Arruda went on to work for a series of high-profile restaurants, including a handful in Daniel Boulud’s empire. He was executive chef at Boulud Sud, in Lincoln Center, but when the pandemic hit he was furloughed. Lisa Plepler, the wife of former HBO C.E.O. Richard Plepler, currently C.E.O. and founder of Eden Productions, happened to know one of the Boulud executives and asked how she and her husband could support out-of-work chefs during the pandemic. The executive’s response: hire one.
Plepler and Lisa took in Arruda and his bulldog, hiring him as a private chef in Greenwich. There, he met the Pleplers’ prominent guests, some of whom asked if he had any chef friends looking for work. Did he ever. Arruda found himself introducing so many guests to chefs that he realized he could turn his connections into a business.

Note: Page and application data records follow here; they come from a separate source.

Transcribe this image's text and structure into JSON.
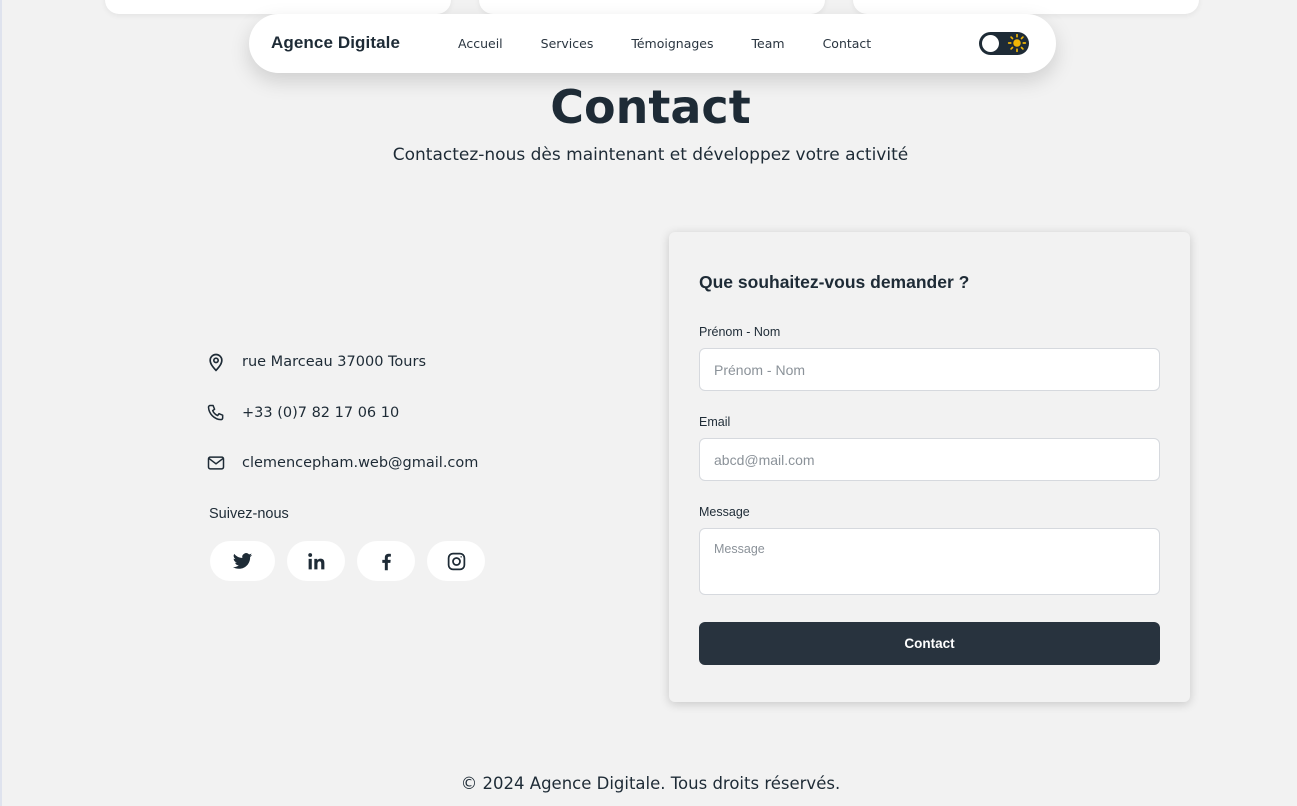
{
  "nav": {
    "brand": "Agence Digitale",
    "links": [
      "Accueil",
      "Services",
      "Témoignages",
      "Team",
      "Contact"
    ]
  },
  "header": {
    "title": "Contact",
    "subtitle": "Contactez-nous dès maintenant et développez votre activité"
  },
  "info": {
    "address": "rue Marceau 37000 Tours",
    "phone": "+33 (0)7 82 17 06 10",
    "email": "clemencepham.web@gmail.com",
    "follow_label": "Suivez-nous",
    "socials": [
      "twitter-icon",
      "linkedin-icon",
      "facebook-icon",
      "instagram-icon"
    ]
  },
  "form": {
    "title": "Que souhaitez-vous demander ?",
    "name_label": "Prénom - Nom",
    "name_placeholder": "Prénom - Nom",
    "email_label": "Email",
    "email_placeholder": "abcd@mail.com",
    "message_label": "Message",
    "message_placeholder": "Message",
    "submit_label": "Contact"
  },
  "footer": {
    "copyright": "© 2024 Agence Digitale. Tous droits réservés."
  },
  "colors": {
    "background": "#f2f2f2",
    "text": "#1e2b36",
    "button": "#28333e",
    "sun": "#f2b705"
  }
}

Two years later, he left the Pleplers to start Executive Chefs at Home, now a business with a roster of more than 400 chefs. He spends most of his time recruiting cooks who have worked in restaurants with Michelin or James Beard distinctions. Arruda uses their résumés to help match them with clients who like the restaurants where they’ve cooked. For example, if a client loves the Waverly Inn, he’ll find someone who has had experience there, or possibly still works there and wants to freelance on his or her days off.
For full-time positions, he’ll ask a family what kind of vibe they want a chef to have. LoveShackFancy owners Rebecca and Todd Cohen have two young daughters, so they were looking for someone fun and young and flexible; Arruda found them Maddy DeVita, a recent culinary-school graduate. “The first week or two I was saying to myself, ‘I definitely cannot do this,’” she remembers. “But in the past few weeks I’ve gotten into a routine.” She found the biggest adjustment between working in a home versus a restaurant kitchen to be the timing of the meal. Whereas at a restaurant you bring the food out when it’s ready, at home, you bring it out when the host is ready. “They might say, ‘We’re sitting at eight, but if they get sucked into a conversation, you’re not looking at the clock, so I always wonder if I say, ‘Please be seated,’ or do I just add 15 minutes to the time they give? If it’s been sitting out, it’s not going to taste as good.”

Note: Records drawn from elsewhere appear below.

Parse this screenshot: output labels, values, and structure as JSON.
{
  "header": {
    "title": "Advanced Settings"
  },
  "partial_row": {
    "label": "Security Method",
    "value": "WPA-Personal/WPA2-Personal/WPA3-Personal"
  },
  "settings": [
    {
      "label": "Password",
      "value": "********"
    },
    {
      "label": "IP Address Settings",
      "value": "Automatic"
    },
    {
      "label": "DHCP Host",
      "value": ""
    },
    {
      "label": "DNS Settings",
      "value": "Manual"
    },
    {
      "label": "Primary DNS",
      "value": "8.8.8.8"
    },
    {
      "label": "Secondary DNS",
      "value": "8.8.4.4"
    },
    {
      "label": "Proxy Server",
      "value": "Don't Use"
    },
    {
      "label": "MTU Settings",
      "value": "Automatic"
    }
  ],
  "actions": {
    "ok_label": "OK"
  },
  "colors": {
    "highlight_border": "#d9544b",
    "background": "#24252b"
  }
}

Arruda charges clients 20 percent above what the chef hopes to make, which is usually from $150,000 to $200,000 for a full-time job, or $100 to $120 per person for a dinner party. He’s had some requests that he couldn’t fulfill, such as finding a French-speaking chef who had cooked both in France and the United States and would be ready to leave to go to Europe the next day, but there are other requests that he’s more than happy to oblige. He says clients will routinely pay $2,500 for a dinner, then ask him to buy $20,000 worth of caviar on his credit card, earning him a fair amount of frequent-flier miles.

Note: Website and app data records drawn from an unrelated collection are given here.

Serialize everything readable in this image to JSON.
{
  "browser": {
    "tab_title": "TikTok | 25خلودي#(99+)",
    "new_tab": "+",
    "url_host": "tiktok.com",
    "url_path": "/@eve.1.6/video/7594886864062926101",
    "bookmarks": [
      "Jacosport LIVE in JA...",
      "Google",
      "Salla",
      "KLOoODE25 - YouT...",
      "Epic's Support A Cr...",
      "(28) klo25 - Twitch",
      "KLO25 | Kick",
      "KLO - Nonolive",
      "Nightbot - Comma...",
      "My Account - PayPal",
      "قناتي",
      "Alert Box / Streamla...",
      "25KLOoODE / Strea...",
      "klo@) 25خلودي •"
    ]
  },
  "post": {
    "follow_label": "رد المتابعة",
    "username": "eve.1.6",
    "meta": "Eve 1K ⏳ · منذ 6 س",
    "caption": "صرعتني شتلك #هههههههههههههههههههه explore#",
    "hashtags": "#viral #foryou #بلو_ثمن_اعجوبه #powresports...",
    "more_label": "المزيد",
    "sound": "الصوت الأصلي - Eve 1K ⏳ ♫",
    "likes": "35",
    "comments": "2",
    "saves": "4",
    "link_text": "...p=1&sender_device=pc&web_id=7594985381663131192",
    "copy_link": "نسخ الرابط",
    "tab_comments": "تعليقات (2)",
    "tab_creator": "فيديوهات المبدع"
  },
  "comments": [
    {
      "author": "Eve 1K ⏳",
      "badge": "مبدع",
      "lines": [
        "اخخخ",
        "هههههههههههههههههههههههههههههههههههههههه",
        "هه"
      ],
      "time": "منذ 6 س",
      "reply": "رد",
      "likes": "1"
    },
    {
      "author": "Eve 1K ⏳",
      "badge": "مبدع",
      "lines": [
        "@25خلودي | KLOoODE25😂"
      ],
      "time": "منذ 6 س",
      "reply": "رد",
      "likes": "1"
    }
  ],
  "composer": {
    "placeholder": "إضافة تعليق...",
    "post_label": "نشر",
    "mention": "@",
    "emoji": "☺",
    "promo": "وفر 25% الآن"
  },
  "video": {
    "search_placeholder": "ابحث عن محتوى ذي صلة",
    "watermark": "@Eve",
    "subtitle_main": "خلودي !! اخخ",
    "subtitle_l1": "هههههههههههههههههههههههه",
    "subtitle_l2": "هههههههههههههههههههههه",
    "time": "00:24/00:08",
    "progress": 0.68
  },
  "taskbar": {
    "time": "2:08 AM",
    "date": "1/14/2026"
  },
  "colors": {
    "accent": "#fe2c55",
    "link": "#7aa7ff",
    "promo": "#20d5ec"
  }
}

Arruda is already looking forward to the summer season, which he says is the busiest time of the year for chefs, at least those who travel to locales such as the eastern tip of Long Island and St. Tropez. It doesn’t matter what’s in season, he says. Ingredients become a status grab, from whose vintage of Domaine de la Romanée-Conti is better to whose Wagyu flies in faster. “It’s absolutely insane—they all want caviar, they all want truffles, and everyone’s competing against each other,” he says. “I have to say, it’s fun to watch.”
Alexandra Wolfe, a former staff reporter at The Wall Street Journal, is the author of Valley of the Gods: A Silicon Valley Story